Installation wizards have their place. For example, when you are installing and configuring an operating system a wizard is your best friend. The design of the wizard is paramount as it is often the very first thing your user sees. First impressions are crucial, and if your install procedure sucks, then it puts your whole application in a bad light. That said, sometimes wizards – no matter how pretty, and helpful are just unnecessary overhead.
For example, let’s compare the way a Windows user and an Ubuntu user perform a typical installation. The windows user will start by downloading the package form the internet or popping in the CD into the drive. From there he will have to typically go through following steps:
- Look at some generic “This installer will guide you through the process…” screen
- Agree to an EULA
- Pick program components to be installed
- Confirm he wants to install the application in C:\Program Files\The Application
- Decide if he wants shortcuts to be added to Start Menu and Quick Launch
- Review the summary of chosen settings
- Stare at the progress bar
- Confirm that he wants to run the application and/or read the README file
- Start using the application
Note that I omitted the common steps of entering the product key and online activation to keep things fair. Let’s assume the windows user was installing a multi-platform open source application – something like Firefox or something similarly popular and ubiquitous. To install the same application a typical Ubuntu user would just open Synaptic and find it on the package list (equivalent of finding and downloading the package from the web) and then:
- Click on the Install button
- Stare at the progress bar/scrolling text
- Run and start using the application
What is the difference here? I mean other than one system uses a repository and other downloadable packages – that bit is actually inessential here. The major difference is that in Ubuntu the application is silently installed in the background without asking the user any stupid questions. And believe it or not, this is much more user friendly way of handling installation than a pretty looking wizard.
The average user wants the default components to be installed in the default directory with the default set of options and shortcuts. Think back on recent windows applications which you have installed – how often do you change the default installer options to something else? I typically just leave the default settings unless the app ships with annoying add-ons like toolbars or other adware and let’s you opt out of them by un-checking a box or two in the installer. Other than that, I typically just click next.
Tons of applications these days provide a silent install option that can be invoked by passing a special command line parameter to the installer binary (typically something like /S, /Q or –silent). This performs the whole installation in the background choosing all the default settings in a way simillar to that used by apt and Synaptic on Ubuntu. But the default installer makes us jump through multiple hoops instead. Why is that? Why can’t the silent install be the default option and the detailed wizard be invoked by some command line switch?
Usually people who would want to take advantage of the customization options in the installer are power users who could easily figure out how to trigger this hidden mode. The rest of us would simply hit a button, wait few seconds and then simply enjoy the application.

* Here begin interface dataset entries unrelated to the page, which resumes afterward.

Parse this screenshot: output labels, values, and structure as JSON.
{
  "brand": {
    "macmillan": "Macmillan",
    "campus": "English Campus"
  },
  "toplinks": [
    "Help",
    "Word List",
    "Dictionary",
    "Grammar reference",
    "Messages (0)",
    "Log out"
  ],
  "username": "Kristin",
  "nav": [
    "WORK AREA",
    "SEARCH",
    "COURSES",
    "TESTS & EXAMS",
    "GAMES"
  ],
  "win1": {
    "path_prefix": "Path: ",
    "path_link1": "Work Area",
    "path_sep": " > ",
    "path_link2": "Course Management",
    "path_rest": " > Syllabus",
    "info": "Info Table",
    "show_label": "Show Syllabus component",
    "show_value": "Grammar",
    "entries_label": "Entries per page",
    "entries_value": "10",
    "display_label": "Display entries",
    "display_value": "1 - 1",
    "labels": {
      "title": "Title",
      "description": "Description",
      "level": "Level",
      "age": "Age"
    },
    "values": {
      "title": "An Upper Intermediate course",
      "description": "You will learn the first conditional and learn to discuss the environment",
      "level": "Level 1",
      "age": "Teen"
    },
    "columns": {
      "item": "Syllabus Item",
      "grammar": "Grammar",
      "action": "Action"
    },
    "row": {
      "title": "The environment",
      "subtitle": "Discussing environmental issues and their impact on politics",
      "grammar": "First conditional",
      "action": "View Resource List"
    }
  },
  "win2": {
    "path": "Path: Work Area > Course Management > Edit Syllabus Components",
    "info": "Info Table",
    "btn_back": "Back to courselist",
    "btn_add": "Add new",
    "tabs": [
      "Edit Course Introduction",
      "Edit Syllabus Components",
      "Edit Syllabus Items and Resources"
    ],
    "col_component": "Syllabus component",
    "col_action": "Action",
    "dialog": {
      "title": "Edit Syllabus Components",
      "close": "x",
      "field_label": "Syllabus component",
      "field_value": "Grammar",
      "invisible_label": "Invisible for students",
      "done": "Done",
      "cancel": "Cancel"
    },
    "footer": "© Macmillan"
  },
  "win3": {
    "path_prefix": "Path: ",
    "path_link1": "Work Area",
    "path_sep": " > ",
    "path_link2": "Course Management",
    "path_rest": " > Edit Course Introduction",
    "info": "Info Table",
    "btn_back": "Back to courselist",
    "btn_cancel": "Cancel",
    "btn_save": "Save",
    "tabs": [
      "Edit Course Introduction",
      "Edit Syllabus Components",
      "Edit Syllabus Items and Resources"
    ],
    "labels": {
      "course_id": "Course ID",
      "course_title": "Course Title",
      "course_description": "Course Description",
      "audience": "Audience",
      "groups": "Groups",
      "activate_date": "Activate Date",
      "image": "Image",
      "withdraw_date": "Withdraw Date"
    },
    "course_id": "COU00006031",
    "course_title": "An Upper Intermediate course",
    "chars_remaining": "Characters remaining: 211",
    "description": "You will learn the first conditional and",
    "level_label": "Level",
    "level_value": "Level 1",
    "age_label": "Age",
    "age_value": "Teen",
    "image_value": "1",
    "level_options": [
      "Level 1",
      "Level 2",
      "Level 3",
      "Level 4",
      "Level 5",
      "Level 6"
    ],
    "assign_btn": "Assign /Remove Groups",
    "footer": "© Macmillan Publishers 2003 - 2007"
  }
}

It seems that folks in Linux and Apple camps always knew this. Ubuntu for example only uses wizards for configuring complex pieces of software – like the OS itself. In the windows world however, the installation wizard is the king for apps big and small. It is sometimes quite ridiculous – for example, it is not uncommon to see a 2-3 MB application composed of a single executable requiring 6 or 7 step installation process. I know because I created such installers myself. Most of us are so used to them we hardly even notice them, but if you sit a complete novice in front of the computer and tell him/her to install some software every extra step they have to take is another occasion for doubt and panic.
And no – I’m not making this up. I’ve been actually asked by coworkers to stand there and watch them install this or that application. They would click the installer, hit the first question and look back at me. I would nod and they would proceed to the next one. Most of them would then apologize for taking my time and explain they were simply afraid they would mess something up if they answered one of the questions wrong. They just didn’t realize all they had to do was to click next repeatedly.
Adobe already figured this out. When you go to install their PDF Reader app these days all you need to do is to clikc on the Install button on their page. Then an ActiveX or XUL window pops up and displays a progress bar. There are no questions asked, no configuration options to be chosen. The reader is just installed and then the progress bar disappears letting the user know his application is ready for use. It’s clear to me that these guys got it. They did the usability research and they noticed that most people just click next all the time. And if overwhelming majority picks the default settings, then why even ask? Just install the app with most common configuration and provide mechanism for power users to circumvent it.
[tags]installation, installing, apt, synaptic, windows, usability[/tags]